    Coincidentally: China is doing the same sort of thing with media.

    But China’s evil, and Canada is wholesome.

  27. Kathy says:

    Earlier this year as vaccinations ramped up, I had hoped we might end the pandemic with under 5 million deaths worldwide (official numbers, I know the real one are likely higher).

    As it is, between delta, those who won’t get vaccinated, the general weariness of mitigation and prevention measures, and winter and the holidays coming up, I’m afraid we may pass six million deaths before January.

    I hope the next pandemic won’t be more deadly. If it is, we’ll really suffer major consequences if our attitude to the COVID pandemic is any guide.

  28. Jax says:

    @Kathy: What we’ve learned over the past two years is that there’s no hope for humanity as a whole. Regardless of the method of our demise (aliens, plague, hostile climate changes), rest assured that we’ll go down fighting with each other about it, as opposed to using logic and science to ensure the continuation of our species as a whole. We’ll take most of the innocent species of earth with us in our death throes, possibly even the planet itself, and the moons of other planets/other planets themselves if we find anything valuable there before we manage to make this one uninhabitable.

    I mean, it’s just a matter of time before we discover we came from Mars and ruined that one, too. 😉

  29. Kathy says:


    I mean, it’s just a matter of time before we discover we came from Mars and ruined that one, too.

    It was part of the premise of H. Beam Piper’s Paratime Police series, that humans originated on Mars.

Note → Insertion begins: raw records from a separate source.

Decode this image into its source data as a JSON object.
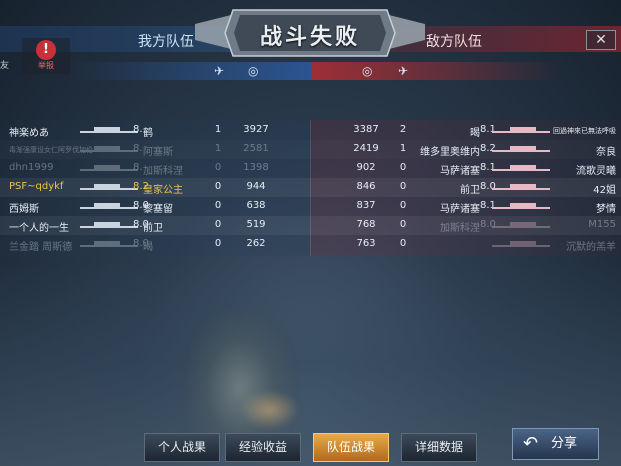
{
  "header": {
    "title": "战斗失败",
    "my_team": "我方队伍",
    "enemy_team": "敌方队伍",
    "close_glyph": "✕",
    "report_label": "举报",
    "friend_fragment": "友"
  },
  "rows": [
    {
      "left_name": "神楽めあ",
      "left_tier": "8.",
      "left_ship": "鹤",
      "left_kills": "1",
      "left_score": "3927",
      "right_score": "3387",
      "right_kills": "2",
      "right_ship": "暍",
      "right_tier": "8.1",
      "right_name": "回過神來已無法呼吸"
    },
    {
      "left_name": "毒渐强康设女仁阿罗伐加伦",
      "left_tier": "8.",
      "left_ship": "阿塞斯",
      "left_kills": "1",
      "left_score": "2581",
      "right_score": "2419",
      "right_kills": "1",
      "right_ship": "维多里奥维内",
      "right_tier": "8.2",
      "right_name": "奈良"
    },
    {
      "left_name": "dhn1999",
      "left_tier": "8.",
      "left_ship": "加斯科涅",
      "left_kills": "0",
      "left_score": "1398",
      "right_score": "902",
      "right_kills": "0",
      "right_ship": "马萨诸塞",
      "right_tier": "8.1",
      "right_name": "流歌灵曦"
    },
    {
      "left_name": "PSF~qdykf",
      "left_tier": "8.2",
      "left_ship": "皇家公主",
      "left_kills": "0",
      "left_score": "944",
      "right_score": "846",
      "right_kills": "0",
      "right_ship": "前卫",
      "right_tier": "8.0",
      "right_name": "42姐"
    },
    {
      "left_name": "西姆斯",
      "left_tier": "8.0",
      "left_ship": "黎塞留",
      "left_kills": "0",
      "left_score": "638",
      "right_score": "837",
      "right_kills": "0",
      "right_ship": "马萨诸塞",
      "right_tier": "8.1",
      "right_name": "梦情"
    },
    {
      "left_name": "一个人的一生",
      "left_tier": "8.0",
      "left_ship": "前卫",
      "left_kills": "0",
      "left_score": "519",
      "right_score": "768",
      "right_kills": "0",
      "right_ship": "加斯科涅",
      "right_tier": "8.0",
      "right_name": "M155"
    },
    {
      "left_name": "兰金踏 周斯德",
      "left_tier": "8.0",
      "left_ship": "暍",
      "left_kills": "0",
      "left_score": "262",
      "right_score": "763",
      "right_kills": "0",
      "right_ship": "",
      "right_tier": "",
      "right_name": "沉默的羔羊"
    }
  ],
  "tabs": {
    "personal": "个人战果",
    "experience": "经验收益",
    "team": "队伍战果",
    "details": "详细数据"
  },
  "share": {
    "label": "分享",
    "icon": "↶"
  },
  "icons": {
    "plane": "✈",
    "target": "◎"
  },
  "colors": {
    "self_highlight": "#f2c14e",
    "active_tab": "#e8a94a",
    "enemy": "#b02d3a",
    "ally": "#2d5fa8"
  }
}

In some timelines, the humans on Earth don’t even remember this.

  30. Jax says:

    @Kathy: There’s a book to be written about the Mayan culture and the fall of Mars, I think. Many lifeboats were sent out before the fall. Some lifeboats did better than others at remembering, and came back for their lost comrades.

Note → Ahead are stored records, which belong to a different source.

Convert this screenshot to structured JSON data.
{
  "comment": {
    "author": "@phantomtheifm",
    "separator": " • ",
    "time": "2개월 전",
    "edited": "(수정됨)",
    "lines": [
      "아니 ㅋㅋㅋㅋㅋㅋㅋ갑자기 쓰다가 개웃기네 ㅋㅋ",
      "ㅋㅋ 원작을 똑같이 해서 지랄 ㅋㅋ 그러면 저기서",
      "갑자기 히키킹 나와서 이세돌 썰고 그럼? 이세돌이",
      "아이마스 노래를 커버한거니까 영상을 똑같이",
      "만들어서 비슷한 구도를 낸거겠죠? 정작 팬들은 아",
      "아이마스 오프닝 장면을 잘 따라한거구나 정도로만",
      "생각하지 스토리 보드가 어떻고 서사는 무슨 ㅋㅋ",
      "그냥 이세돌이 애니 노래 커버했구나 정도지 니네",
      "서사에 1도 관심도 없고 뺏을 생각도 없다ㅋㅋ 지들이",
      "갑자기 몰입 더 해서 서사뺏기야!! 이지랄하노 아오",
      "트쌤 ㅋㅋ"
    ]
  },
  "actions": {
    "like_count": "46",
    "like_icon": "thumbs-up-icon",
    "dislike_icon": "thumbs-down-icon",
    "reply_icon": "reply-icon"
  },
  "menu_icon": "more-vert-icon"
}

  31. DrDaveT says:

    @Mu Yixiao:

    TL;DR Being over-protective of our children has given rise to a generation who doesn’t understand how to assess risk–making them far more likely to suffer severe consequences as adults (to which I say “duh!”).

    I couldn’t agree more.

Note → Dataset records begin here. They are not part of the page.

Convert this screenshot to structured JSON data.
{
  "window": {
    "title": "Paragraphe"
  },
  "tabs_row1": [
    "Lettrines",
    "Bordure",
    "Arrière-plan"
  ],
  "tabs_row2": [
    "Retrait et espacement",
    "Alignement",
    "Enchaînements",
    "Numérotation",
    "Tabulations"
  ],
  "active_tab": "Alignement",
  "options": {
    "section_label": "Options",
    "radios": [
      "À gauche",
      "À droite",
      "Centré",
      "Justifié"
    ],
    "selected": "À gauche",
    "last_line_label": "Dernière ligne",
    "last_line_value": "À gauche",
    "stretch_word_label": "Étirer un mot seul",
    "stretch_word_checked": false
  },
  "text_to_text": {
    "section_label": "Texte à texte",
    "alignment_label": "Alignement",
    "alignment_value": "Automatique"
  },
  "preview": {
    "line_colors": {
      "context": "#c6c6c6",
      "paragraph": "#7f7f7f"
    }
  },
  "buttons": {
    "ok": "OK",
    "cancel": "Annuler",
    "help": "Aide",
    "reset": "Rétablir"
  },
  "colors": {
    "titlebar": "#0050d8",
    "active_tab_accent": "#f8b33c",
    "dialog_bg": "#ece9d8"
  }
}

    The one volunteer activity I have put the most time and effort (as opposed to $$$) into in my life is a children’s creativity competition called Odyssey of the Mind. I’m not crazy about the family that runs the program as their for-profit business, especially now that the founding patriarch is senile, but the program had one overwhelmingly important feature: the kids do everything for themselves, starting in Kindergarten. “No outside assistance” is the most important rule. The kids write the scripts, make the costumes, build the sets, design and build the gadgets. No adult hands at any time.* Actual independence, where if the kids don’t figure out how to do it nothing gets done and they suffer the consequences. We teach the kids to say “That’s a great idea mom/dad, but now we can’t use it.”

    I’ve had endless conversations with irate parents who didn’t understand why their kids got penalized because Dad cut the lumber or Mom applied the krazy glue or big brother/sister drilled the holes. To claims that they did it for safety, we would always reply “If you can’t teach them how to use those tools safely, then you have to require them to find some other solution that doesn’t require your help.” My wife was fond of saying “Protect your kids from maiming themselves, but don’t protect them from learning.”

    *Adults are encourage to teach the kids skills, and to expose them to reference works. By all means, teach them how to use a table saw or a sewing machine or a hot glue gun — on scrap pieces that aren’t similar to the actual design that the kids will be presenting.

  32. Kathy says:


    It might make sense. Some Mayan mythology is so bizarre as to seem alien.